“State dipping into the pockets of the city of Troy”

By Melanie Yingst -

TROY — A Troy resident pointed out how the city is responding to the state’s budget which seeking to keep municipality funds is how he believes Troy residents feel when the city adds fees and raises rates at the council meeting on Tuesday.

Brock Heath was not present at the council meeting.

Council passed a resolution to state its opposition to the proposed state budget unanimously.

Prior to the vote, resident Lester Conard said, “I had to take this with a little bit of humor now that the shoe is on the other foot with the state dipping into the pockets of the city of Troy. It doesn’t seem to matter to (Director of Public Service and Safety) Mr. (Patrick) Titterington or to council when they put on all these extra charges to the citizens like tags for street repair when we’ve got plenty of money in the general fund. Everything seems to be on a 10-year-basis, but now the state wants to get in your pocket and you are acting like a citizen….Now, you are saying let’s get petitions.”

Conard noted many letters to the editor opposing city projects like the Treasure Island Park.

“Well, you went ahead and did it anyway! You know, what’s good for the goose is good for the gander,” Conard said before sitting down.

Part of the governor’s state budget proposal includes businesses filing income tax with the state, which would then redistribute the funds with a 1 percent administration fee. The proposal would mandate businesses to file their net profit return through the Ohio Business Gateway. The Ohio Business Gateway is controlled by the Ohio Department of Taxation and the funds would be filed without auditing services. The administration fee could cost the city more than $60,000 per year in loss revenue from the proposed administration fee alone.

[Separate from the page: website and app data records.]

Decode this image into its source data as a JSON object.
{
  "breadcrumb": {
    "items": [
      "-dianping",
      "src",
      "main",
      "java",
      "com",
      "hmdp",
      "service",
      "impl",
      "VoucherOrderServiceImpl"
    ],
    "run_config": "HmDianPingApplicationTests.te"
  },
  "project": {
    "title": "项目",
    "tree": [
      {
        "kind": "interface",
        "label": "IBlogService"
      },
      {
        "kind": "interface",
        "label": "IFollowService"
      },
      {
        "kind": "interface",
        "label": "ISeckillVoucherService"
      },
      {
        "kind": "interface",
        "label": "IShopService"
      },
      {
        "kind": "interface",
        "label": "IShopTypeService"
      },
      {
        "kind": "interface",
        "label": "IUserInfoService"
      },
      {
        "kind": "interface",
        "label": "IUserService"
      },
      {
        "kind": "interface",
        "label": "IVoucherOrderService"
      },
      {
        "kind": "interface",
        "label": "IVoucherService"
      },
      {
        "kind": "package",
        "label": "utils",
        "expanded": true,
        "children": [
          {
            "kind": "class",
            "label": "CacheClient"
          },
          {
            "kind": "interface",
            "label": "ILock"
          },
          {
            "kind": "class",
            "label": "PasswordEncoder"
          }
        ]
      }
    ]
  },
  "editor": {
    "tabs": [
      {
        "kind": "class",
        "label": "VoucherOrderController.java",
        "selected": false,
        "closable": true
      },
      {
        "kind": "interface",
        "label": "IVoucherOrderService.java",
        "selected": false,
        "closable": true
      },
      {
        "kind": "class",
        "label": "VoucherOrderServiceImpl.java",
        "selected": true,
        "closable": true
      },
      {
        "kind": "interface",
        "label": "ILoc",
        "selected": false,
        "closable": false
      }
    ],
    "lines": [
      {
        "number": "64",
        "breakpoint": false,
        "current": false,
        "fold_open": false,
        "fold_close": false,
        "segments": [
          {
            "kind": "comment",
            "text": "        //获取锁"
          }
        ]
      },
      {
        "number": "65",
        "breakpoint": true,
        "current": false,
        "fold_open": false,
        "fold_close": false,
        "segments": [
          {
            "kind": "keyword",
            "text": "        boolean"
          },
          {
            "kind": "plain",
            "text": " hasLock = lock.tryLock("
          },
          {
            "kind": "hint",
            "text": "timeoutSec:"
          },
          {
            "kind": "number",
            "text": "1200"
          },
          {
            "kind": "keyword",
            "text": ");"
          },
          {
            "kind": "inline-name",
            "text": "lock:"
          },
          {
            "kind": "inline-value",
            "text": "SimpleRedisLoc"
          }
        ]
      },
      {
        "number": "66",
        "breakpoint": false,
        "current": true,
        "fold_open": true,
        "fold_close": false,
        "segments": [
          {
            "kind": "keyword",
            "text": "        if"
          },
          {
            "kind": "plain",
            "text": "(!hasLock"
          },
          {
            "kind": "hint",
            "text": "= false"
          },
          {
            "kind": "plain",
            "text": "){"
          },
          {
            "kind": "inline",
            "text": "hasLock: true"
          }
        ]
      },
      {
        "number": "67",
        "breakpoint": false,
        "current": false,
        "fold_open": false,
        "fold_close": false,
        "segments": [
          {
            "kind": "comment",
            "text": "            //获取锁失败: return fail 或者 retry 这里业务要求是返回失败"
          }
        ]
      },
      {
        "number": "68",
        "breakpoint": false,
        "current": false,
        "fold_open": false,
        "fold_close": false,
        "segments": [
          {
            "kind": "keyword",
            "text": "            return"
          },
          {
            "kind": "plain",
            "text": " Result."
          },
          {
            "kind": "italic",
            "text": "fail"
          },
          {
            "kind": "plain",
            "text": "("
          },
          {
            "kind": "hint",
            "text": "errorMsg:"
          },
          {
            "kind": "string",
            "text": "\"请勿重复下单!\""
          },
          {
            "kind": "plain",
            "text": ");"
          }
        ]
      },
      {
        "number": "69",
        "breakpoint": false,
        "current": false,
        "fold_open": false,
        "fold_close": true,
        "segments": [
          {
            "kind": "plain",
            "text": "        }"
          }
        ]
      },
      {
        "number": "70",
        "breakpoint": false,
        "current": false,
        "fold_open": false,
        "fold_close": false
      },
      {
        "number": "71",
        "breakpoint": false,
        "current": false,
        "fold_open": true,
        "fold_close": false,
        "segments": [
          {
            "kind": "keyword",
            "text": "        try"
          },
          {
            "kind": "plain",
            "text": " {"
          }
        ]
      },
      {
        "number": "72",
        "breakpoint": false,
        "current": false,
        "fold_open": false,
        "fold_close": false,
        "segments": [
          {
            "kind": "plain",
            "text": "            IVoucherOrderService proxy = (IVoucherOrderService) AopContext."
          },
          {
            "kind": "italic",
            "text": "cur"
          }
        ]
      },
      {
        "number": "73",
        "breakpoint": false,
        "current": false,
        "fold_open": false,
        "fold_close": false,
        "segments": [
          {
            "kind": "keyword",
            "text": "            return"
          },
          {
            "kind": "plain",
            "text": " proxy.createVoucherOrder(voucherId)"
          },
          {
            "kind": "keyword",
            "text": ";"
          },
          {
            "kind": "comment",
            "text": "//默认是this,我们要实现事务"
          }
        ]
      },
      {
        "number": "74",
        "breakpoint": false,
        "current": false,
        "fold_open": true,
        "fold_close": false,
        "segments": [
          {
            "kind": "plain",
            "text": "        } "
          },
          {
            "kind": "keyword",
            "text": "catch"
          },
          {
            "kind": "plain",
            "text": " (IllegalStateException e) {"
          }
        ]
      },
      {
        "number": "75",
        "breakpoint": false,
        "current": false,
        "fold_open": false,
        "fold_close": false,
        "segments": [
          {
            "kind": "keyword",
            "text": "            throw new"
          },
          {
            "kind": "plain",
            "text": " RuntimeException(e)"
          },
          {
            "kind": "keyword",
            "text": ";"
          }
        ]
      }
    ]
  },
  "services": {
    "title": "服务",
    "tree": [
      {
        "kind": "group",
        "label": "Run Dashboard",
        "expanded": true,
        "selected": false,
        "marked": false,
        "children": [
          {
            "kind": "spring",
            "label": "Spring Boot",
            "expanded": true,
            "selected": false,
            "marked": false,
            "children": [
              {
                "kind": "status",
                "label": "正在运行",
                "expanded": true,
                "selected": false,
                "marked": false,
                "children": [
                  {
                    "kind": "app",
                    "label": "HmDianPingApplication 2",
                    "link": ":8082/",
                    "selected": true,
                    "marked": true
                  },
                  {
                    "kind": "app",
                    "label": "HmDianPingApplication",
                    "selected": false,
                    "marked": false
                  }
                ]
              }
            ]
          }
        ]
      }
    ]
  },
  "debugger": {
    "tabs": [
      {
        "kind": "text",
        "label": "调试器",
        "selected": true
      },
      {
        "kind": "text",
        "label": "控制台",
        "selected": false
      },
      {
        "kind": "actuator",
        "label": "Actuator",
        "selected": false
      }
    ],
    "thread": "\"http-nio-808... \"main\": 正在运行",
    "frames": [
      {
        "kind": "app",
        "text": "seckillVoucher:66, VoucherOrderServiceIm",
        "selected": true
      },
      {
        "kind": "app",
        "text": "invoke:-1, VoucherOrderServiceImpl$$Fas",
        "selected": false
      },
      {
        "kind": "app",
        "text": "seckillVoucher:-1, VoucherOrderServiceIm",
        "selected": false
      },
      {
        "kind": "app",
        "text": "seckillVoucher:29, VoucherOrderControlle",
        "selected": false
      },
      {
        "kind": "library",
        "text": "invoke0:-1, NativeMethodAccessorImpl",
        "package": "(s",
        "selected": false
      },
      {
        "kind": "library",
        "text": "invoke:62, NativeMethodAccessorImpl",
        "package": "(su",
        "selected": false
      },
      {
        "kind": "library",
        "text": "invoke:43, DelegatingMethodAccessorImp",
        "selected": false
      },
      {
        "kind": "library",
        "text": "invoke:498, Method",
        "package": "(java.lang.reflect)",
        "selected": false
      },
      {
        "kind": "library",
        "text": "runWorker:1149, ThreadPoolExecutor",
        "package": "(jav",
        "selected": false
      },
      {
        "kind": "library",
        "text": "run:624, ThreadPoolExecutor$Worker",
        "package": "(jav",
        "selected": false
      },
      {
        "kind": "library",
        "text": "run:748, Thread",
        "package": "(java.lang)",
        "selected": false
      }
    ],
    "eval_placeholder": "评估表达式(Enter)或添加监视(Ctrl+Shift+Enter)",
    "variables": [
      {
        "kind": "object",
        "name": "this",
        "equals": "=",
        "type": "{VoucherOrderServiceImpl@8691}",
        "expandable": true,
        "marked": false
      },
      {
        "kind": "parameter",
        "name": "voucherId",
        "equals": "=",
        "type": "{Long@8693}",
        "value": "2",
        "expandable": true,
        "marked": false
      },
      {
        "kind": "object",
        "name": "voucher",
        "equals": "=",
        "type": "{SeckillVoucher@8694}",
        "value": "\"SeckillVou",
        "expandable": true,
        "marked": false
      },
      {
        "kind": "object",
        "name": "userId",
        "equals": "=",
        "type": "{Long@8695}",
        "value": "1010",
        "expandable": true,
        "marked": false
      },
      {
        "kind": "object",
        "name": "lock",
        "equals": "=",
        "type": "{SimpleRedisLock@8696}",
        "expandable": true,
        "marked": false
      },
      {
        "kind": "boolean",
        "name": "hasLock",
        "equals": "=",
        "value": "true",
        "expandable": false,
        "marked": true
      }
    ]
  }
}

In other news,

The teen responsible for egging and causing a mess outside of Bakehouse Bread over the weekend apologized to council for her actions. Her father said as part of her punishment she will be picking up trash around downtown Troy and paying restitution for her actions to the restaurant.

“I wanted to say I am sorry to the city for what I did,” she said.

President Marty Baker commended the young lady for admitting her role and for apologizing for her actions.

“We very much appreciate your apology and respect your for having the courage to come forward… we appreciate that you are going to be doing things to remedy that,” President Baker said.

Conard later asked if there was a senior or veteran discount from the city for sidewalk repair projects. Council member Bobby Phillips said he did not believe there were discounts of that nature at this time.

Council also unanimously passed the following legislation:

• R-16-2017 — Authorize bidding for the Community Development Block Grant (CDBG) 2016 corner curb ramp project at a cost not to exceed $85,000. There is no cost to the city of Troy. The project is to replace older sidewalk and corner curb ramps in the southeast part of Troy to coordinate with this year’s sidewalk repair project.

• R-17-2017 — Ohio Department of Transportation (ODOT) Funding for the State Route 41 Traffic signal interconnect project. Legislation to recognize the ODOT funding of the project.

• O-6-2017 — Release Mortgage Lien for Roy and Jean Baker. In 2002, a loan was made with CDBG funds to the Bakers for repairs to the 15 S. Market St. property. The building has been sold and the loan has been repaid.

“State dipping into the pockets of the city of Troy”

By Melanie Yingst

Follow Melanie Yingst on Twitter @Troydailynews

Follow Melanie Yingst on Twitter @Troydailynews